PROBLEM: Pull out every line below holding the word "PPTP".

[Start of section]

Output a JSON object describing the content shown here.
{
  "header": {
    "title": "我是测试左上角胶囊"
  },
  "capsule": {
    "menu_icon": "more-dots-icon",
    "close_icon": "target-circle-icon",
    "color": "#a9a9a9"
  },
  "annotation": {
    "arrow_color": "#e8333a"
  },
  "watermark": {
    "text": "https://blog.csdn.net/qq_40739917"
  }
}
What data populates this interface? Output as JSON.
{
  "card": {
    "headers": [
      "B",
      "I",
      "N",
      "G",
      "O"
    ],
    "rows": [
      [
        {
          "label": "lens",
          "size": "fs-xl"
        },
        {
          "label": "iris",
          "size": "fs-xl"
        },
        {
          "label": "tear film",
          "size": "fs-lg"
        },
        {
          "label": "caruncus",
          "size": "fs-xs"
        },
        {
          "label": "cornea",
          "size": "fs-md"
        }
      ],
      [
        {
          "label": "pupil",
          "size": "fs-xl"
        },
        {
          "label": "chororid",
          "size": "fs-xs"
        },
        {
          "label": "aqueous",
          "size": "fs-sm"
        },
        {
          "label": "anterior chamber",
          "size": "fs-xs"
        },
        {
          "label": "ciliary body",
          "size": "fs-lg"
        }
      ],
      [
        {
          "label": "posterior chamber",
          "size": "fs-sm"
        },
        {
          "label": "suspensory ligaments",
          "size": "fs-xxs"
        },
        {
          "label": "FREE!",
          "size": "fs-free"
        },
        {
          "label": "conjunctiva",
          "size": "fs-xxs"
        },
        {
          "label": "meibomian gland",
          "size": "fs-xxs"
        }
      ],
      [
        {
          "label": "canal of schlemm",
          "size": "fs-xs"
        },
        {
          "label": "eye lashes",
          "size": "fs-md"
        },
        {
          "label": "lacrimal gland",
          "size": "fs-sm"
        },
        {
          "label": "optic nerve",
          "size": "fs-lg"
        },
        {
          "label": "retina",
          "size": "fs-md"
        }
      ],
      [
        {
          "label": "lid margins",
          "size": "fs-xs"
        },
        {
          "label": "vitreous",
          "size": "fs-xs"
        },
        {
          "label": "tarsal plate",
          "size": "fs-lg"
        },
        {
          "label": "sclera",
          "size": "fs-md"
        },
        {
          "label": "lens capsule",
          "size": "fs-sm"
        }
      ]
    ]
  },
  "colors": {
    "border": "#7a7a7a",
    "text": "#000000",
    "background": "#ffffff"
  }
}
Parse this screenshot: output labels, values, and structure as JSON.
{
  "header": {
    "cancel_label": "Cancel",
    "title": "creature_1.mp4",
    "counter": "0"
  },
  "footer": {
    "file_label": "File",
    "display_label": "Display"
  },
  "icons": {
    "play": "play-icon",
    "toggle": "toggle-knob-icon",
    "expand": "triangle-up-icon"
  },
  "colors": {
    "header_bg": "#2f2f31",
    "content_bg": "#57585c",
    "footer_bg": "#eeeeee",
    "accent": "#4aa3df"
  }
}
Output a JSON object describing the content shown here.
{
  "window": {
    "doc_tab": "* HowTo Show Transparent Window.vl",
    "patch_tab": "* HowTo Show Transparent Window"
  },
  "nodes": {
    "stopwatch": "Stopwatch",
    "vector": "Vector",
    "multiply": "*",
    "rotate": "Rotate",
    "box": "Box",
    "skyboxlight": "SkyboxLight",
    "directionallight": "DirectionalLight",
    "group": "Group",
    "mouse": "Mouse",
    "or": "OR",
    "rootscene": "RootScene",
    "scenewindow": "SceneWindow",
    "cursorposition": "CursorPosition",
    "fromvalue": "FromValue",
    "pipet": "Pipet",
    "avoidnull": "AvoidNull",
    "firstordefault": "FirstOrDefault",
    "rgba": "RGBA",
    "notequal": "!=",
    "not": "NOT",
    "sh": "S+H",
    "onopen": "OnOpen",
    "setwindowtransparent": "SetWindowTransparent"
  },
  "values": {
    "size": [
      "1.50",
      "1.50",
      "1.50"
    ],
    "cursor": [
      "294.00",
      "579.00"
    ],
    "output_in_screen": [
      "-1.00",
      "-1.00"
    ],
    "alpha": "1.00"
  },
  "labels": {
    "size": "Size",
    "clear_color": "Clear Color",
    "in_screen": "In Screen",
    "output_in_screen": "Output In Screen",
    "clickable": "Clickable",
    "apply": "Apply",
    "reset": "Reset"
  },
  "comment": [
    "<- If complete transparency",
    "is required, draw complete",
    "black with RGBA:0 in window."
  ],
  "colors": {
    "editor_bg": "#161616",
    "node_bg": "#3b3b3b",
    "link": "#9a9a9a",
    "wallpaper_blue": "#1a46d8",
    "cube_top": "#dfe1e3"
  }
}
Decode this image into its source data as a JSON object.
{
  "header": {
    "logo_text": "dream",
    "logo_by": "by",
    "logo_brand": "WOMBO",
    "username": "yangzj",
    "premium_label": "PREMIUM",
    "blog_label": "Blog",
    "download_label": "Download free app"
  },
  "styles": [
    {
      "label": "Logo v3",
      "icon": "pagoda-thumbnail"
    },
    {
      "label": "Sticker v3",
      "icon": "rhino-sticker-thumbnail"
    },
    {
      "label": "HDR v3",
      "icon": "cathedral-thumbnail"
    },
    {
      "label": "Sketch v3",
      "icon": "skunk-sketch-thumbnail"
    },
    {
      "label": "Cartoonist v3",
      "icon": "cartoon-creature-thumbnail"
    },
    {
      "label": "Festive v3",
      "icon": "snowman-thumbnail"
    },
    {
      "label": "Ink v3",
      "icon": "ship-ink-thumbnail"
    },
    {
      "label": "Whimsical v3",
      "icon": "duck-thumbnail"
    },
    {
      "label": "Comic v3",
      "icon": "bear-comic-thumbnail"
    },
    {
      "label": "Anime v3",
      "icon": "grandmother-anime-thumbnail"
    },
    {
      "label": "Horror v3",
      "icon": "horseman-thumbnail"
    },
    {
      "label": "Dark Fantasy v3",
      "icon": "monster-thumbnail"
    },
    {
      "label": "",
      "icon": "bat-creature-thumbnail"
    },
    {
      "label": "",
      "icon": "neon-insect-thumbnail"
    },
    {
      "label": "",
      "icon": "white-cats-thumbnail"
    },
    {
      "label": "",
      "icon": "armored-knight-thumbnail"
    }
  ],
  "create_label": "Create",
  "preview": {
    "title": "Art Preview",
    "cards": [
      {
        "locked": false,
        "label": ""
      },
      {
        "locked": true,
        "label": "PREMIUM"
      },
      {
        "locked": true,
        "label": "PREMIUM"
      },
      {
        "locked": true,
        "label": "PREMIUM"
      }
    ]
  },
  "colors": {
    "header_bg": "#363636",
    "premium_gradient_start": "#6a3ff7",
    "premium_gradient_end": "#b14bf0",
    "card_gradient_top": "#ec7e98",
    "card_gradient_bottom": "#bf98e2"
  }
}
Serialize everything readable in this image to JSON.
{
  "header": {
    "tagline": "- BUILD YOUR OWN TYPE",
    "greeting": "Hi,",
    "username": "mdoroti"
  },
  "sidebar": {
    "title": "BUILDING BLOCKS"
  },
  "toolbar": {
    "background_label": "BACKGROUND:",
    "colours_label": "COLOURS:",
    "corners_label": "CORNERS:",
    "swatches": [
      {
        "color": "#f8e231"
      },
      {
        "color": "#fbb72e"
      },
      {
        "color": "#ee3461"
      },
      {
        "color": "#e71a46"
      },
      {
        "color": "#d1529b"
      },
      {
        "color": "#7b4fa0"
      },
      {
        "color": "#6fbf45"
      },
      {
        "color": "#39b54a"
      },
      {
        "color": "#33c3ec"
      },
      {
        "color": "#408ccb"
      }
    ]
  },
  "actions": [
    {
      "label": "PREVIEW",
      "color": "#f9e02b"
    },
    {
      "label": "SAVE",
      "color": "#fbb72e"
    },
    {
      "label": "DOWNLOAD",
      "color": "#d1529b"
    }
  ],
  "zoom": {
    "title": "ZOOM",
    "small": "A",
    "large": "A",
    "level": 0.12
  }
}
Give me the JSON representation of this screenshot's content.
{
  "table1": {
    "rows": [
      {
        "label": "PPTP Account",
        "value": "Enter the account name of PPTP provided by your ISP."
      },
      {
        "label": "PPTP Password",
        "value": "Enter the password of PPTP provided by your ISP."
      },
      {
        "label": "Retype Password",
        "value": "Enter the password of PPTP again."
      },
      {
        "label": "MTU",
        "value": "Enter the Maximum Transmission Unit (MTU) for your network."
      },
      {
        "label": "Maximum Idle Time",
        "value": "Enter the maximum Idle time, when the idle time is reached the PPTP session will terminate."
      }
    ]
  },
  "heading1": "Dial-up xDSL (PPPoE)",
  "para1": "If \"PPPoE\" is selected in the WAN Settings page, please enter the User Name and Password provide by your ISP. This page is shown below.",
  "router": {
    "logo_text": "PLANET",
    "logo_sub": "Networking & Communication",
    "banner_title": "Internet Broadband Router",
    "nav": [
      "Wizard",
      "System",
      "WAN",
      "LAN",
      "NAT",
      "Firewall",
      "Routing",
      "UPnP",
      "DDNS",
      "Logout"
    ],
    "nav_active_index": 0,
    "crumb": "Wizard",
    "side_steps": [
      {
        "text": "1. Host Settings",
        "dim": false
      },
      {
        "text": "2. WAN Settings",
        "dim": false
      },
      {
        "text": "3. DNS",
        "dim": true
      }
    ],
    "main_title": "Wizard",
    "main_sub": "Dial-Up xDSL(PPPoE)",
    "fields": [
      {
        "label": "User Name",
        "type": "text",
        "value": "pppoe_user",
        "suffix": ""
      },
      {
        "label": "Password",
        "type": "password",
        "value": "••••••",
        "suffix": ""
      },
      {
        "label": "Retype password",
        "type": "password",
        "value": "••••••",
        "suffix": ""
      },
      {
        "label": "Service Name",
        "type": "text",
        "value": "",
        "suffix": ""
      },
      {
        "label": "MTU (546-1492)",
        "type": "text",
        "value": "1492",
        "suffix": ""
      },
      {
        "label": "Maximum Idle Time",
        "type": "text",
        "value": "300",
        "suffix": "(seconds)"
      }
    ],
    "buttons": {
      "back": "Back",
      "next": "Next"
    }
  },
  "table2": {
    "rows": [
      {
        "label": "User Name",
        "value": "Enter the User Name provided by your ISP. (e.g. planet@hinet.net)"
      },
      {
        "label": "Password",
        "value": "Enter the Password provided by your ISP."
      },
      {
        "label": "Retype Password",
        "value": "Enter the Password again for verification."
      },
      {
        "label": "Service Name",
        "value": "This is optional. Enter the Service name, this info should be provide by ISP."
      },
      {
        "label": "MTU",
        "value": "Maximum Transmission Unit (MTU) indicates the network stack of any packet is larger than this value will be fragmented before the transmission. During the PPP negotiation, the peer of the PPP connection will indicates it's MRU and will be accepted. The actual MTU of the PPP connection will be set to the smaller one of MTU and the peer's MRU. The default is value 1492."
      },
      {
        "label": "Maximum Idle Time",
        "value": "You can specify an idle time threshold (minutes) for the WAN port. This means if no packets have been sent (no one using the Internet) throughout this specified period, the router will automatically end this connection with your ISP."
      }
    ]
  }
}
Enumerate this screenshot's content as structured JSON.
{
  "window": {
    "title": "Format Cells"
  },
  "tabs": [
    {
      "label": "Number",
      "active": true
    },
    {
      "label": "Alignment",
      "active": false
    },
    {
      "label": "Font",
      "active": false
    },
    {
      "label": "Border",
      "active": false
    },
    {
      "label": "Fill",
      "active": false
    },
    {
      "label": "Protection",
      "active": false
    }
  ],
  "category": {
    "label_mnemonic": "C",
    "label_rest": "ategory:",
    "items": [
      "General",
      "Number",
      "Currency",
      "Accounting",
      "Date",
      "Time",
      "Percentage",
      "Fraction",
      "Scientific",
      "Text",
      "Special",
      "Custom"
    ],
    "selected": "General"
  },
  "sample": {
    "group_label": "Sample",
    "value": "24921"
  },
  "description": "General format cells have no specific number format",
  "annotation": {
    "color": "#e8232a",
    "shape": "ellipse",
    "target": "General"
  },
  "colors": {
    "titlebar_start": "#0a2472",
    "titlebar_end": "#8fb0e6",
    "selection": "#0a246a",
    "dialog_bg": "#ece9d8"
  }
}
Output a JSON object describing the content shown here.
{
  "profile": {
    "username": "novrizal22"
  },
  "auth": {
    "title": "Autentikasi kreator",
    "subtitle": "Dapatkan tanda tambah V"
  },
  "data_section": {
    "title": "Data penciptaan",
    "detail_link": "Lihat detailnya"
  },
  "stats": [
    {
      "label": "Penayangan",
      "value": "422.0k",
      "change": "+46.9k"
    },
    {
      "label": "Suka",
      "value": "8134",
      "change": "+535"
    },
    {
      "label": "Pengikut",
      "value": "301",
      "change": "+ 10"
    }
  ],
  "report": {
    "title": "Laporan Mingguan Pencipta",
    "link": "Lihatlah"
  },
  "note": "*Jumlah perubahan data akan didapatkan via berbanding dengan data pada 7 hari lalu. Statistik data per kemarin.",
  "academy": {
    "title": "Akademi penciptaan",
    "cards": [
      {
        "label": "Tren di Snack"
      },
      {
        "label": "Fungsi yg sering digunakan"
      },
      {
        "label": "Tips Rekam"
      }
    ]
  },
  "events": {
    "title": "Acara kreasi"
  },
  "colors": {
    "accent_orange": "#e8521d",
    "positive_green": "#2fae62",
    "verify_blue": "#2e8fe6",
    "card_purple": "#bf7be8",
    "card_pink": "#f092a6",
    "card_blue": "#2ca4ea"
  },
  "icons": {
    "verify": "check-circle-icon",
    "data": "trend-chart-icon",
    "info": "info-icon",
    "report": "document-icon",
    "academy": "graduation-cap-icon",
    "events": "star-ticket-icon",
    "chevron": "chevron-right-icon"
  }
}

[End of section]

RESULT FOR THIS EXERCISE:
        "label": "PPTP Account",
        "value": "Enter the account name of PPTP provided by your ISP."
        "label": "PPTP Password",
        "value": "Enter the password of PPTP provided by your ISP."
        "value": "Enter the password of PPTP again."
        "value": "Enter the maximum Idle time, when the idle time is reached the PPTP session will terminate."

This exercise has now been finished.